(Interface dataset entries)
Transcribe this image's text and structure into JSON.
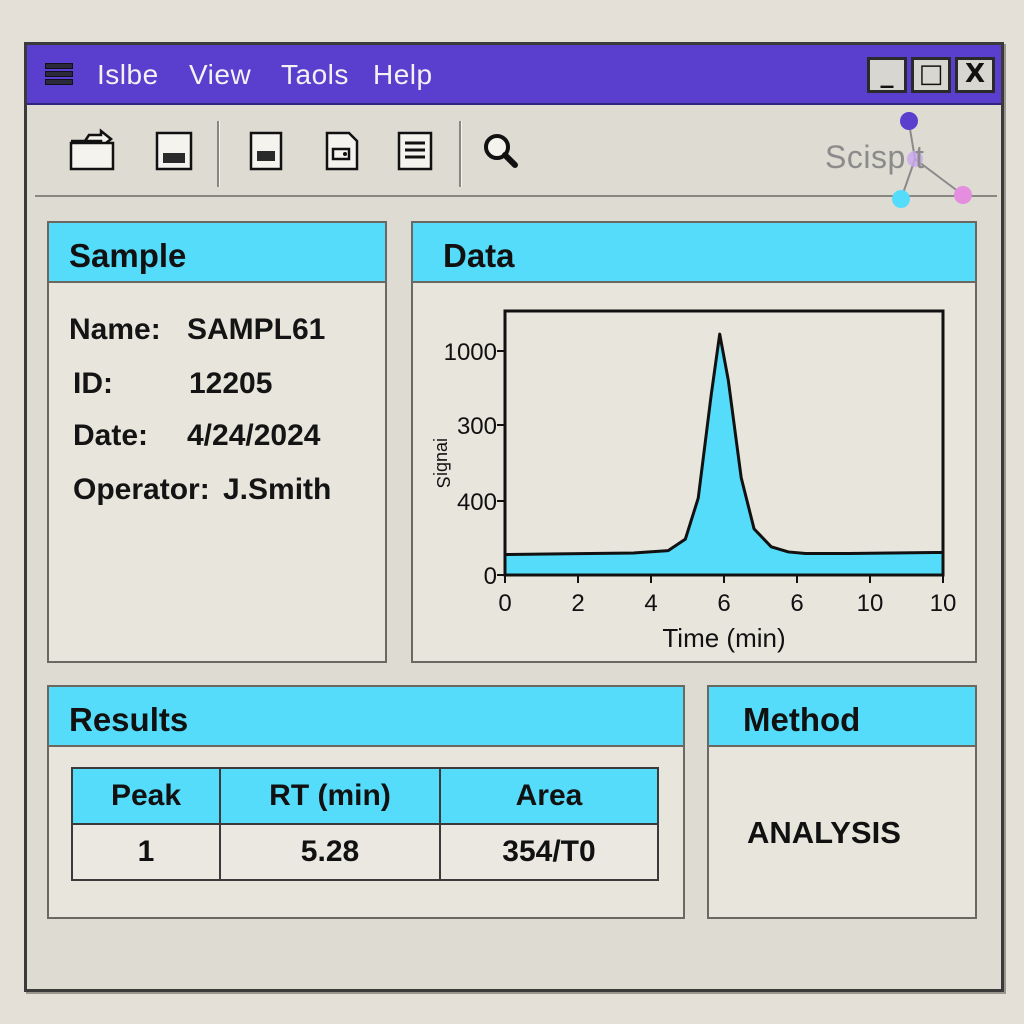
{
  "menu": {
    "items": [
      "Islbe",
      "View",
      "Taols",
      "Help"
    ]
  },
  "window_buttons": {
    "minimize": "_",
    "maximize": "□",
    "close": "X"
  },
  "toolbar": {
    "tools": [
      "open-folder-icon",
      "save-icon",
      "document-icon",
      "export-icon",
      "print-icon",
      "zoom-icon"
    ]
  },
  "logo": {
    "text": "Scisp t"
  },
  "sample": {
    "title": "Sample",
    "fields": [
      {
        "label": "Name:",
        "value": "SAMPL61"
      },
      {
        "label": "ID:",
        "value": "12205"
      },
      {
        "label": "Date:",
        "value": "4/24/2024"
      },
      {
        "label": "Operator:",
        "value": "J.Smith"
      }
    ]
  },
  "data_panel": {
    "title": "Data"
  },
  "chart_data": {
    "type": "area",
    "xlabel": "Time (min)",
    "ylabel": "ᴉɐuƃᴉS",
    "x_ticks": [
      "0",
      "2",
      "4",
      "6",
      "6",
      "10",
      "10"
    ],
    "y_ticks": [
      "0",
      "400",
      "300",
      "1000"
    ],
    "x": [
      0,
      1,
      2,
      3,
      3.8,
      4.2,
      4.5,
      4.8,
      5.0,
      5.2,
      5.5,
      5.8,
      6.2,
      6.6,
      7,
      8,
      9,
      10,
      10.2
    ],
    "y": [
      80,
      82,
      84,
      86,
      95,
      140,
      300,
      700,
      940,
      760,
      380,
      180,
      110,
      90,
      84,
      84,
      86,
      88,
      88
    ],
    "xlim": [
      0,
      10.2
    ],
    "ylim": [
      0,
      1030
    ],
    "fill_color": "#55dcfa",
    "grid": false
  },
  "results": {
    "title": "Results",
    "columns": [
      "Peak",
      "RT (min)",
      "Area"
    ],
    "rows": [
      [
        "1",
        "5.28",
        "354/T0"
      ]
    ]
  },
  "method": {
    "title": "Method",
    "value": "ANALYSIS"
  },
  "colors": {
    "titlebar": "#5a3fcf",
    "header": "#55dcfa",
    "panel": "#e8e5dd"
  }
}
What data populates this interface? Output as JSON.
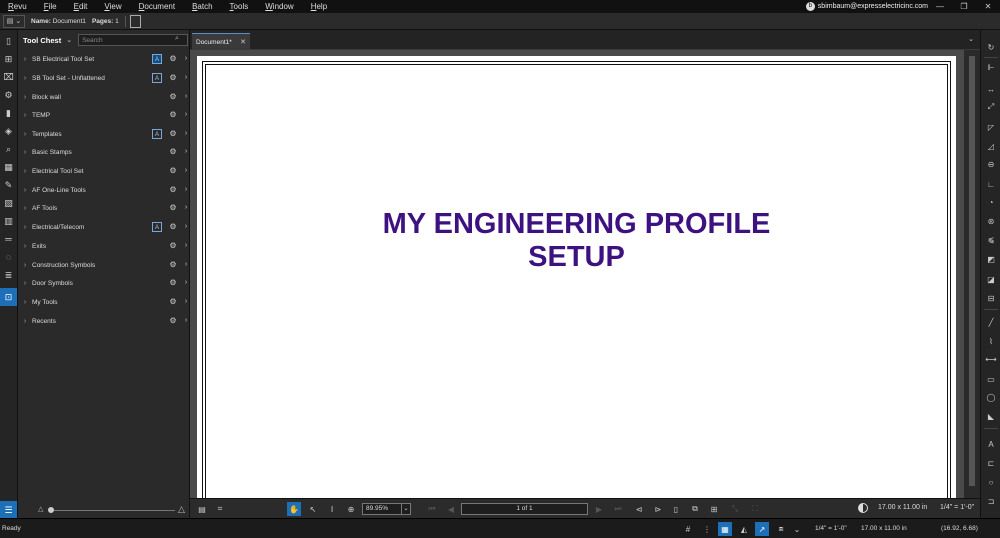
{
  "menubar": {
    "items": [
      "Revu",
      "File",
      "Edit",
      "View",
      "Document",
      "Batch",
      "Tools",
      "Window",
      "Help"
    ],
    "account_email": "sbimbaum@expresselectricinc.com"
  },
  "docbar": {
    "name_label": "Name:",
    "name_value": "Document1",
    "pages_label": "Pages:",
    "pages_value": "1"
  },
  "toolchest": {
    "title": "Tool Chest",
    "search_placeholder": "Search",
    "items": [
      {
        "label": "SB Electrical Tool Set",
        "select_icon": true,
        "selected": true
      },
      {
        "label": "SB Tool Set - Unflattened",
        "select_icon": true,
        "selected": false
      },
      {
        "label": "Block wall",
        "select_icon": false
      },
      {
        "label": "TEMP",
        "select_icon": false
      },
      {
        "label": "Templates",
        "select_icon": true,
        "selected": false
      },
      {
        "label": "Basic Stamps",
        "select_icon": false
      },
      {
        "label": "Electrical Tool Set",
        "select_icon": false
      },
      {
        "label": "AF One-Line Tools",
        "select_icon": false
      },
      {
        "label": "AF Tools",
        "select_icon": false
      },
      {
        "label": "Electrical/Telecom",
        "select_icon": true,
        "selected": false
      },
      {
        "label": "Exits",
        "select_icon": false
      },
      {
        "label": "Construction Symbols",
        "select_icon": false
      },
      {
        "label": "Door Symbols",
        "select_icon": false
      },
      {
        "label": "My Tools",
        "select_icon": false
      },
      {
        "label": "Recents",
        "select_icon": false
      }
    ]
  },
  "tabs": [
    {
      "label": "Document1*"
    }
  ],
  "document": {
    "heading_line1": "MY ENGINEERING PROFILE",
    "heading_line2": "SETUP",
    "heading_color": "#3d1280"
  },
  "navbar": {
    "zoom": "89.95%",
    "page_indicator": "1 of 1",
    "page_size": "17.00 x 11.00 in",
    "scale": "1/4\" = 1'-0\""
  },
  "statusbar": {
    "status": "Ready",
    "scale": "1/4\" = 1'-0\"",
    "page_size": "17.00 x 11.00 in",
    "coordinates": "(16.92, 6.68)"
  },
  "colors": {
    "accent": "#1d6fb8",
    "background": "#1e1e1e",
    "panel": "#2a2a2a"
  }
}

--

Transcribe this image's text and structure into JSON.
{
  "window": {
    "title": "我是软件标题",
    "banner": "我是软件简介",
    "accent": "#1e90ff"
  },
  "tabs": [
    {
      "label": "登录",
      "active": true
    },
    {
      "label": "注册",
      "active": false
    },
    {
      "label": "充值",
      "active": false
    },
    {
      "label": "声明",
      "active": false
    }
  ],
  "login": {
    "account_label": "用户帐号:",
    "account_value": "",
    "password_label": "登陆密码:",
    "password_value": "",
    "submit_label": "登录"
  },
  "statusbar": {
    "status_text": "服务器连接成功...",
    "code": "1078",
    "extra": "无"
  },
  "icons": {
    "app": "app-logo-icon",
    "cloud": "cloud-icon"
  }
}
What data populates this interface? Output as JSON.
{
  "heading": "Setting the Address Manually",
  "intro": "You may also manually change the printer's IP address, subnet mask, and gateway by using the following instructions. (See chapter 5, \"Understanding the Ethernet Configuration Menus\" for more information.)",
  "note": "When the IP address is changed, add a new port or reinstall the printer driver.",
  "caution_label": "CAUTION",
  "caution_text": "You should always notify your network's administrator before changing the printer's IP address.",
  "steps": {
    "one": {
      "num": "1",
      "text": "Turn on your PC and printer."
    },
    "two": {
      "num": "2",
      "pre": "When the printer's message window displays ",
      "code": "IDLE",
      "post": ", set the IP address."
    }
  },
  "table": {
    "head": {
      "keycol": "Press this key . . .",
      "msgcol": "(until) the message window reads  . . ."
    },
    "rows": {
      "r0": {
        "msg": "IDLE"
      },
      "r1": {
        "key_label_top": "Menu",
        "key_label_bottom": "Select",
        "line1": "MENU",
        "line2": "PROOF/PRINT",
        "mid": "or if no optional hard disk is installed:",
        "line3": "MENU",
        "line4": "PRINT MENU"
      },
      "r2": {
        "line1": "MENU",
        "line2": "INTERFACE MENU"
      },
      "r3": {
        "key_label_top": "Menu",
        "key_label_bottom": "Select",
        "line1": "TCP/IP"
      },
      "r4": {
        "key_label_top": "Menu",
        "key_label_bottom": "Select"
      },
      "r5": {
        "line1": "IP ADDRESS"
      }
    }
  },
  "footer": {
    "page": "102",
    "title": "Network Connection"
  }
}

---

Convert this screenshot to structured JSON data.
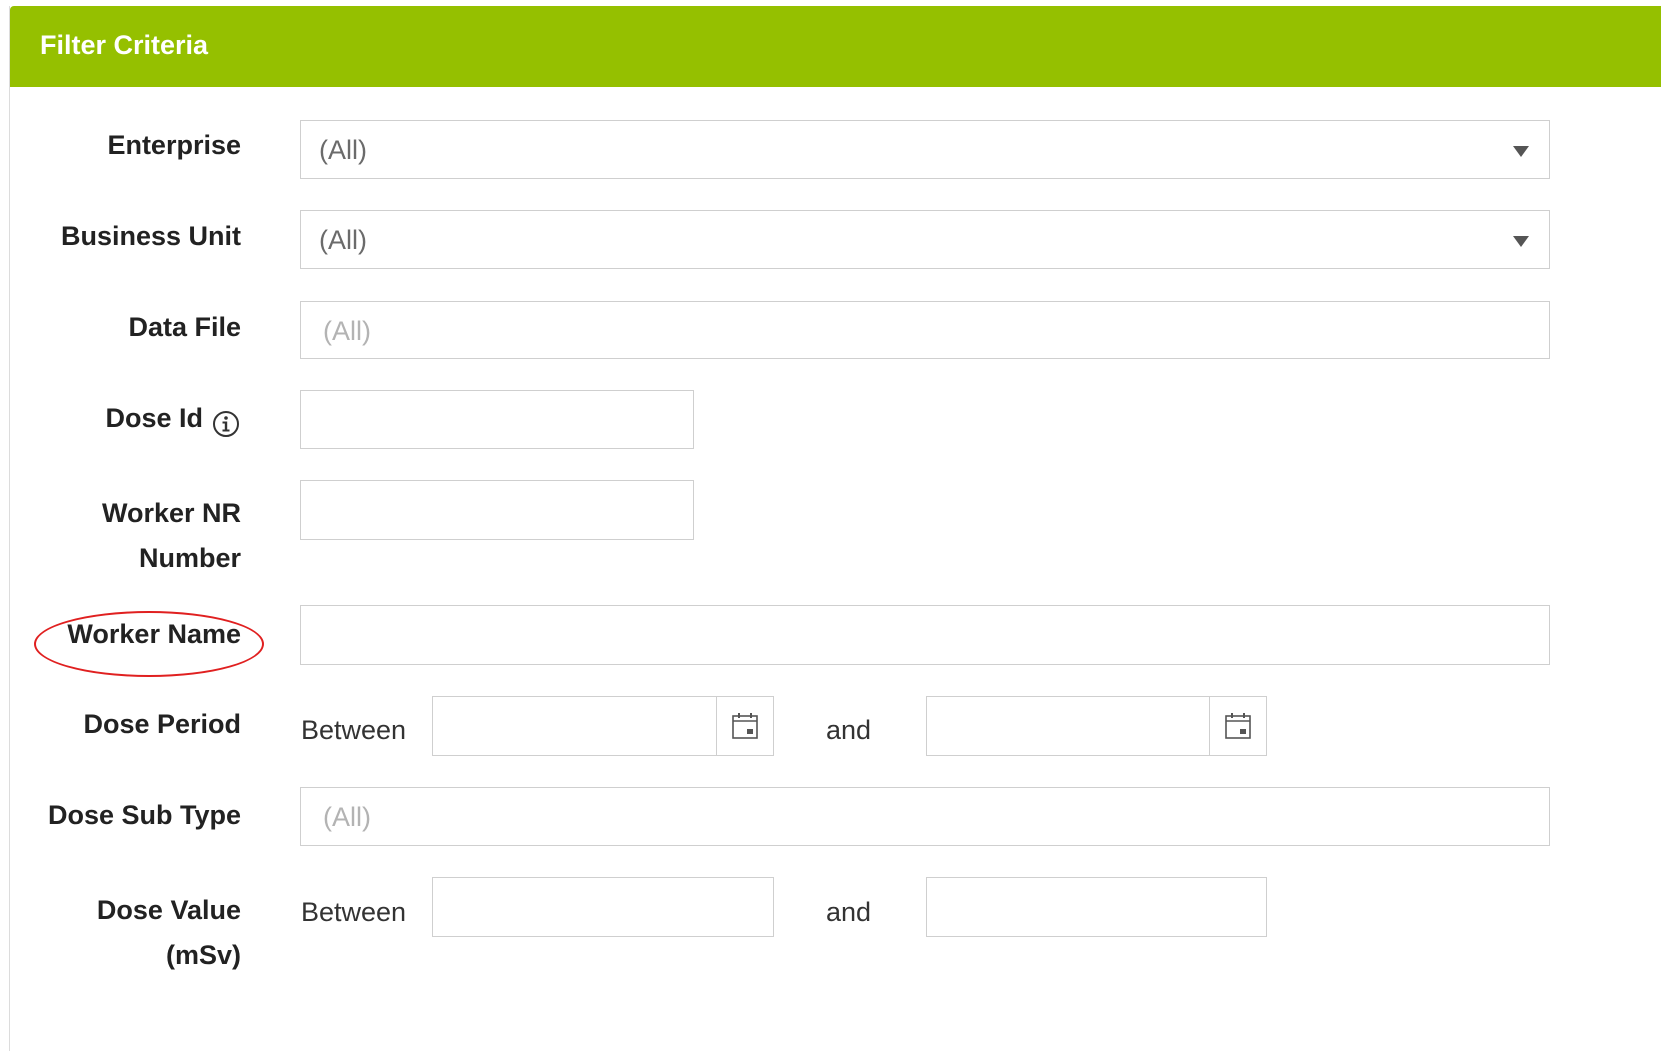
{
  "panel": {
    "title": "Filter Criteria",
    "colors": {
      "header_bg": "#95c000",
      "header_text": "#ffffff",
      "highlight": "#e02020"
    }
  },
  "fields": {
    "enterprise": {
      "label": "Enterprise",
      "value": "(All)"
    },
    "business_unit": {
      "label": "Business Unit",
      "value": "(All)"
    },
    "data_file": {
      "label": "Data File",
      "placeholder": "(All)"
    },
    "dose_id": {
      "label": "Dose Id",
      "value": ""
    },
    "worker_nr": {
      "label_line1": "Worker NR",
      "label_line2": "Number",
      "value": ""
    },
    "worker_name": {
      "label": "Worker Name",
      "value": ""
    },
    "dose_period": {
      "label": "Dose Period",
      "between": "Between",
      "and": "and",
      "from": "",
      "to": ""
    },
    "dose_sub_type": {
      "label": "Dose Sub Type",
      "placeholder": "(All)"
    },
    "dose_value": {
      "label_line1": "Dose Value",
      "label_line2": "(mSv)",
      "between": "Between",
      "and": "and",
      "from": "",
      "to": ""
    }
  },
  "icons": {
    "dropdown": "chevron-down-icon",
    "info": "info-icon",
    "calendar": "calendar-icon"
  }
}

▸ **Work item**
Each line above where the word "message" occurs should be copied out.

▸ **Answer space**
      "pre": "When the printer's message window displays ",
      "msgcol": "(until) the message window reads  . . ."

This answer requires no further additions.